In terms of global equity deal maker rankings, Goldman Sachs reclaimed the top spot for the first time since 2019, followed by Morgan Stanley and CITIC.

If you are a Workspace user you can explore these global trends with the DealIntel app or click here to be redirected.

Debt markets flight-to-risk

In terms of opening-quarters, Q1 was a four-year low for global debt capital issuance.

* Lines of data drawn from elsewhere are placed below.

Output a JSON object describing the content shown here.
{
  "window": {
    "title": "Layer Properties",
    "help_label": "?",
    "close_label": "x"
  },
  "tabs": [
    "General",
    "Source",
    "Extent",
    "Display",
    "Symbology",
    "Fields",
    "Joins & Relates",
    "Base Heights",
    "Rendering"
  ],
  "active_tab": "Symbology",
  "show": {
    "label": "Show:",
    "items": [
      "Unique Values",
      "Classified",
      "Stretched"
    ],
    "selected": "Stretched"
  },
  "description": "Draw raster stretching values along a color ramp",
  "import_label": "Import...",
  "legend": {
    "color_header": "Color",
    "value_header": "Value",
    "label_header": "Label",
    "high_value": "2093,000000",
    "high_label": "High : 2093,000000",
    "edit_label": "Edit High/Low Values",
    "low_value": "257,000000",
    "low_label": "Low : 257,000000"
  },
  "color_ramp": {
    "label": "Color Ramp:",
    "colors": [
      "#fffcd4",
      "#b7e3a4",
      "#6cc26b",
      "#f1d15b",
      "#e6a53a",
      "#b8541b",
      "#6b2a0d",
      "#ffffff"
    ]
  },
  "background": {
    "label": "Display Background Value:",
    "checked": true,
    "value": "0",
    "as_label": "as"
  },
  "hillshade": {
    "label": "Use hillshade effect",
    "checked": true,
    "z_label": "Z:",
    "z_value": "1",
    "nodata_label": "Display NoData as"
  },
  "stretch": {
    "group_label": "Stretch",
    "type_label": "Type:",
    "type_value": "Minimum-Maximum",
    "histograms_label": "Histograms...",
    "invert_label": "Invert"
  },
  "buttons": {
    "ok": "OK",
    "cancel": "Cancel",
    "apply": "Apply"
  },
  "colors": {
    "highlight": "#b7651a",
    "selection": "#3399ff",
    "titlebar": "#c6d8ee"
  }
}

But in the context of 2022’s deteriorating market, the news was happier, with debt issuance jumping 48% from the final few months of 2022. Investment grade debt was up 39% in the previous quarter.

However, the big gainer was global high yield, which raised $51.2bn, nearly tripling the dismal fourth quarter of 2022. High-yield offerings from the U.S., Canada and France accounted for 76% of the market, up from 66% a year ago.

Thanks to the sustainable finance market, Q1 even saw some record-breaking activity, with green bond issuance jumping by a quarter compared to the same period last year, to raise $134bn – the highest total since records began in 2015. It also marked an even more impressive 78% increase in the final quarter of 2022.

By industry sector, the debt capital markets pivoted towards more defensive sectors, with consumer staples, technology, and energy & power issuers enjoying double-digit percentage increases in the same period last year, while issuers in the telecoms and retail sectors saw the biggest declines.

Also, in line with a shift towards risk-off sentiment, international bond offerings were down by a tenth, while emerging markets bonds fell by 20%.

In the league tables, JP Morgan continued its five-year unbroken streak as the lead book-runner by proceeds, followed by Citi and BoA Securities.

Analyse market trends and assess the changing competitive landscape with our Deals Intelligence offering, featuring league tables and reports powered by our leading-edge products for the deal making community.


What did volatility reveal in the market?

In times of general uncertainty, it is the market closest to personal reputations and career risk – namely M&A – that can be most revealing.